• [WORK TASK]
Repeat the data word for word, excluding every picture.

[Component data from apps and pages]

>>>

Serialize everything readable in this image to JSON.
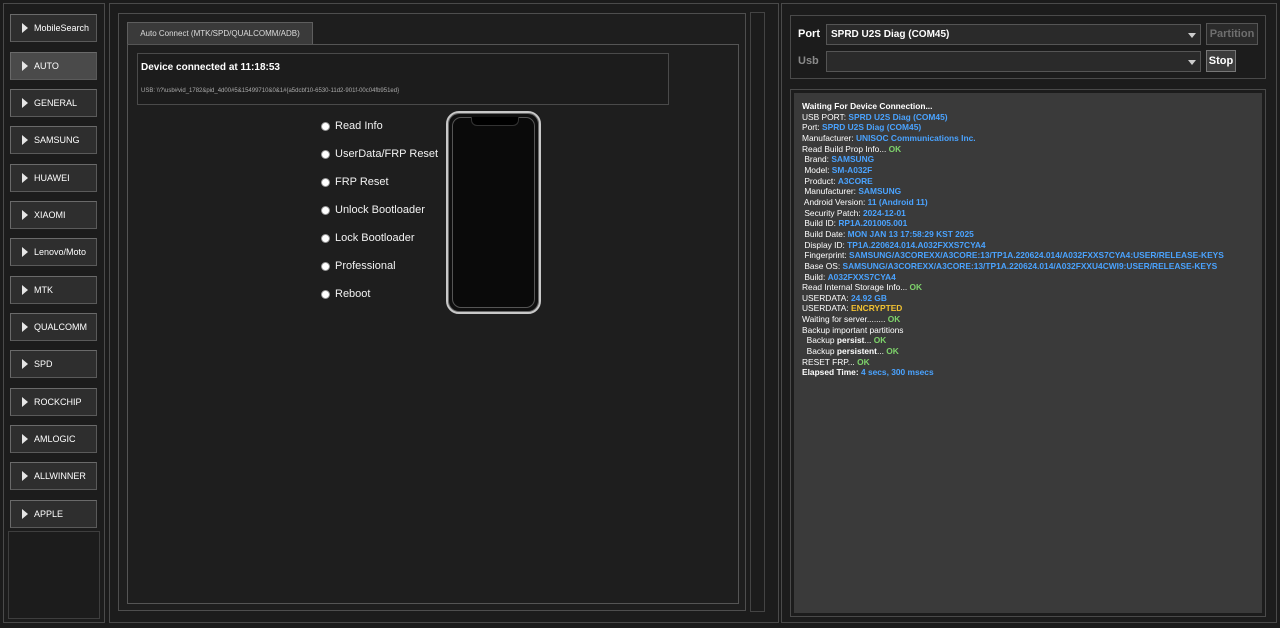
{
  "sidebar": {
    "items": [
      {
        "label": "MobileSearch",
        "active": false
      },
      {
        "label": "AUTO",
        "active": true
      },
      {
        "label": "GENERAL",
        "active": false
      },
      {
        "label": "SAMSUNG",
        "active": false
      },
      {
        "label": "HUAWEI",
        "active": false
      },
      {
        "label": "XIAOMI",
        "active": false
      },
      {
        "label": "Lenovo/Moto",
        "active": false
      },
      {
        "label": "MTK",
        "active": false
      },
      {
        "label": "QUALCOMM",
        "active": false
      },
      {
        "label": "SPD",
        "active": false
      },
      {
        "label": "ROCKCHIP",
        "active": false
      },
      {
        "label": "AMLOGIC",
        "active": false
      },
      {
        "label": "ALLWINNER",
        "active": false
      },
      {
        "label": "APPLE",
        "active": false
      }
    ]
  },
  "main": {
    "tab_label": "Auto Connect (MTK/SPD/QUALCOMM/ADB)",
    "device_connected": "Device connected at 11:18:53",
    "usb_path": "USB: \\\\?\\usb#vid_1782&pid_4d00#5&15499710&0&1#{a5dcbf10-6530-11d2-901f-00c04fb951ed}",
    "options": [
      "Read Info",
      "UserData/FRP Reset",
      "FRP Reset",
      "Unlock Bootloader",
      "Lock Bootloader",
      "Professional",
      "Reboot"
    ]
  },
  "connection": {
    "port_label": "Port",
    "port_value": "SPRD U2S Diag (COM45)",
    "usb_label": "Usb",
    "usb_value": "",
    "partition_button": "Partition",
    "stop_button": "Stop"
  },
  "log": {
    "lines": [
      [
        {
          "t": "Waiting For Device Connection...",
          "c": "b"
        }
      ],
      [
        {
          "t": "USB PORT: ",
          "c": "k"
        },
        {
          "t": "SPRD U2S Diag (COM45)",
          "c": "v"
        }
      ],
      [
        {
          "t": "Port: ",
          "c": "k"
        },
        {
          "t": "SPRD U2S Diag (COM45)",
          "c": "v"
        }
      ],
      [
        {
          "t": "Manufacturer: ",
          "c": "k"
        },
        {
          "t": "UNISOC Communications Inc.",
          "c": "v"
        }
      ],
      [
        {
          "t": "Read Build Prop Info... ",
          "c": "k"
        },
        {
          "t": "OK",
          "c": "ok"
        }
      ],
      [
        {
          "t": " Brand: ",
          "c": "k"
        },
        {
          "t": "SAMSUNG",
          "c": "v"
        }
      ],
      [
        {
          "t": " Model: ",
          "c": "k"
        },
        {
          "t": "SM-A032F",
          "c": "v"
        }
      ],
      [
        {
          "t": " Product: ",
          "c": "k"
        },
        {
          "t": "A3CORE",
          "c": "v"
        }
      ],
      [
        {
          "t": " Manufacturer: ",
          "c": "k"
        },
        {
          "t": "SAMSUNG",
          "c": "v"
        }
      ],
      [
        {
          "t": " Android Version: ",
          "c": "k"
        },
        {
          "t": "11 (Android 11)",
          "c": "v"
        }
      ],
      [
        {
          "t": " Security Patch: ",
          "c": "k"
        },
        {
          "t": "2024-12-01",
          "c": "v"
        }
      ],
      [
        {
          "t": " Build ID: ",
          "c": "k"
        },
        {
          "t": "RP1A.201005.001",
          "c": "v"
        }
      ],
      [
        {
          "t": " Build Date: ",
          "c": "k"
        },
        {
          "t": "MON JAN 13 17:58:29 KST 2025",
          "c": "v"
        }
      ],
      [
        {
          "t": " Display ID: ",
          "c": "k"
        },
        {
          "t": "TP1A.220624.014.A032FXXS7CYA4",
          "c": "v"
        }
      ],
      [
        {
          "t": " Fingerprint: ",
          "c": "k"
        },
        {
          "t": "SAMSUNG/A3COREXX/A3CORE:13/TP1A.220624.014/A032FXXS7CYA4:USER/RELEASE-KEYS",
          "c": "v"
        }
      ],
      [
        {
          "t": " Base OS: ",
          "c": "k"
        },
        {
          "t": "SAMSUNG/A3COREXX/A3CORE:13/TP1A.220624.014/A032FXXU4CWI9:USER/RELEASE-KEYS",
          "c": "v"
        }
      ],
      [
        {
          "t": " Build: ",
          "c": "k"
        },
        {
          "t": "A032FXXS7CYA4",
          "c": "v"
        }
      ],
      [
        {
          "t": "Read Internal Storage Info... ",
          "c": "k"
        },
        {
          "t": "OK",
          "c": "ok"
        }
      ],
      [
        {
          "t": "USERDATA: ",
          "c": "k"
        },
        {
          "t": "24.92 GB",
          "c": "v"
        }
      ],
      [
        {
          "t": "USERDATA: ",
          "c": "k"
        },
        {
          "t": "ENCRYPTED",
          "c": "warn"
        }
      ],
      [
        {
          "t": "Waiting for server........ ",
          "c": "k"
        },
        {
          "t": "OK",
          "c": "ok"
        }
      ],
      [
        {
          "t": "Backup important partitions",
          "c": "k"
        }
      ],
      [
        {
          "t": "  Backup ",
          "c": "k"
        },
        {
          "t": "persist",
          "c": "b"
        },
        {
          "t": "... ",
          "c": "k"
        },
        {
          "t": "OK",
          "c": "ok"
        }
      ],
      [
        {
          "t": "  Backup ",
          "c": "k"
        },
        {
          "t": "persistent",
          "c": "b"
        },
        {
          "t": "... ",
          "c": "k"
        },
        {
          "t": "OK",
          "c": "ok"
        }
      ],
      [
        {
          "t": "RESET FRP... ",
          "c": "k"
        },
        {
          "t": "OK",
          "c": "ok"
        }
      ],
      [
        {
          "t": "Elapsed Time: ",
          "c": "b"
        },
        {
          "t": "4 secs, 300 msecs",
          "c": "v"
        }
      ]
    ]
  },
  "colors": {
    "background": "#1b1b1b",
    "log_background": "#3a3a3a",
    "value_blue": "#4aa3ff",
    "ok_green": "#7ed36b",
    "warning_yellow": "#f2c231"
  }
}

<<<

• [SOLVED EXERCISE]
Serialize everything readable in this image to JSON.
{
  "sidebar": {
    "items": [
      {
        "label": "MobileSearch",
        "active": false
      },
      {
        "label": "AUTO",
        "active": true
      },
      {
        "label": "GENERAL",
        "active": false
      },
      {
        "label": "SAMSUNG",
        "active": false
      },
      {
        "label": "HUAWEI",
        "active": false
      },
      {
        "label": "XIAOMI",
        "active": false
      },
      {
        "label": "Lenovo/Moto",
        "active": false
      },
      {
        "label": "MTK",
        "active": false
      },
      {
        "label": "QUALCOMM",
        "active": false
      },
      {
        "label": "SPD",
        "active": false
      },
      {
        "label": "ROCKCHIP",
        "active": false
      },
      {
        "label": "AMLOGIC",
        "active": false
      },
      {
        "label": "ALLWINNER",
        "active": false
      },
      {
        "label": "APPLE",
        "active": false
      }
    ]
  },
  "main": {
    "tab_label": "Auto Connect (MTK/SPD/QUALCOMM/ADB)",
    "device_connected": "Device connected at 11:18:53",
    "usb_path": "USB: \\\\?\\usb#vid_1782&pid_4d00#5&15499710&0&1#{a5dcbf10-6530-11d2-901f-00c04fb951ed}",
    "options": [
      "Read Info",
      "UserData/FRP Reset",
      "FRP Reset",
      "Unlock Bootloader",
      "Lock Bootloader",
      "Professional",
      "Reboot"
    ]
  },
  "connection": {
    "port_label": "Port",
    "port_value": "SPRD U2S Diag (COM45)",
    "usb_label": "Usb",
    "usb_value": "",
    "partition_button": "Partition",
    "stop_button": "Stop"
  },
  "log": {
    "lines": [
      [
        {
          "t": "Waiting For Device Connection...",
          "c": "b"
        }
      ],
      [
        {
          "t": "USB PORT: ",
          "c": "k"
        },
        {
          "t": "SPRD U2S Diag (COM45)",
          "c": "v"
        }
      ],
      [
        {
          "t": "Port: ",
          "c": "k"
        },
        {
          "t": "SPRD U2S Diag (COM45)",
          "c": "v"
        }
      ],
      [
        {
          "t": "Manufacturer: ",
          "c": "k"
        },
        {
          "t": "UNISOC Communications Inc.",
          "c": "v"
        }
      ],
      [
        {
          "t": "Read Build Prop Info... ",
          "c": "k"
        },
        {
          "t": "OK",
          "c": "ok"
        }
      ],
      [
        {
          "t": " Brand: ",
          "c": "k"
        },
        {
          "t": "SAMSUNG",
          "c": "v"
        }
      ],
      [
        {
          "t": " Model: ",
          "c": "k"
        },
        {
          "t": "SM-A032F",
          "c": "v"
        }
      ],
      [
        {
          "t": " Product: ",
          "c": "k"
        },
        {
          "t": "A3CORE",
          "c": "v"
        }
      ],
      [
        {
          "t": " Manufacturer: ",
          "c": "k"
        },
        {
          "t": "SAMSUNG",
          "c": "v"
        }
      ],
      [
        {
          "t": " Android Version: ",
          "c": "k"
        },
        {
          "t": "11 (Android 11)",
          "c": "v"
        }
      ],
      [
        {
          "t": " Security Patch: ",
          "c": "k"
        },
        {
          "t": "2024-12-01",
          "c": "v"
        }
      ],
      [
        {
          "t": " Build ID: ",
          "c": "k"
        },
        {
          "t": "RP1A.201005.001",
          "c": "v"
        }
      ],
      [
        {
          "t": " Build Date: ",
          "c": "k"
        },
        {
          "t": "MON JAN 13 17:58:29 KST 2025",
          "c": "v"
        }
      ],
      [
        {
          "t": " Display ID: ",
          "c": "k"
        },
        {
          "t": "TP1A.220624.014.A032FXXS7CYA4",
          "c": "v"
        }
      ],
      [
        {
          "t": " Fingerprint: ",
          "c": "k"
        },
        {
          "t": "SAMSUNG/A3COREXX/A3CORE:13/TP1A.220624.014/A032FXXS7CYA4:USER/RELEASE-KEYS",
          "c": "v"
        }
      ],
      [
        {
          "t": " Base OS: ",
          "c": "k"
        },
        {
          "t": "SAMSUNG/A3COREXX/A3CORE:13/TP1A.220624.014/A032FXXU4CWI9:USER/RELEASE-KEYS",
          "c": "v"
        }
      ],
      [
        {
          "t": " Build: ",
          "c": "k"
        },
        {
          "t": "A032FXXS7CYA4",
          "c": "v"
        }
      ],
      [
        {
          "t": "Read Internal Storage Info... ",
          "c": "k"
        },
        {
          "t": "OK",
          "c": "ok"
        }
      ],
      [
        {
          "t": "USERDATA: ",
          "c": "k"
        },
        {
          "t": "24.92 GB",
          "c": "v"
        }
      ],
      [
        {
          "t": "USERDATA: ",
          "c": "k"
        },
        {
          "t": "ENCRYPTED",
          "c": "warn"
        }
      ],
      [
        {
          "t": "Waiting for server........ ",
          "c": "k"
        },
        {
          "t": "OK",
          "c": "ok"
        }
      ],
      [
        {
          "t": "Backup important partitions",
          "c": "k"
        }
      ],
      [
        {
          "t": "  Backup ",
          "c": "k"
        },
        {
          "t": "persist",
          "c": "b"
        },
        {
          "t": "... ",
          "c": "k"
        },
        {
          "t": "OK",
          "c": "ok"
        }
      ],
      [
        {
          "t": "  Backup ",
          "c": "k"
        },
        {
          "t": "persistent",
          "c": "b"
        },
        {
          "t": "... ",
          "c": "k"
        },
        {
          "t": "OK",
          "c": "ok"
        }
      ],
      [
        {
          "t": "RESET FRP... ",
          "c": "k"
        },
        {
          "t": "OK",
          "c": "ok"
        }
      ],
      [
        {
          "t": "Elapsed Time: ",
          "c": "b"
        },
        {
          "t": "4 secs, 300 msecs",
          "c": "v"
        }
      ]
    ]
  },
  "colors": {
    "background": "#1b1b1b",
    "log_background": "#3a3a3a",
    "value_blue": "#4aa3ff",
    "ok_green": "#7ed36b",
    "warning_yellow": "#f2c231"
  }
}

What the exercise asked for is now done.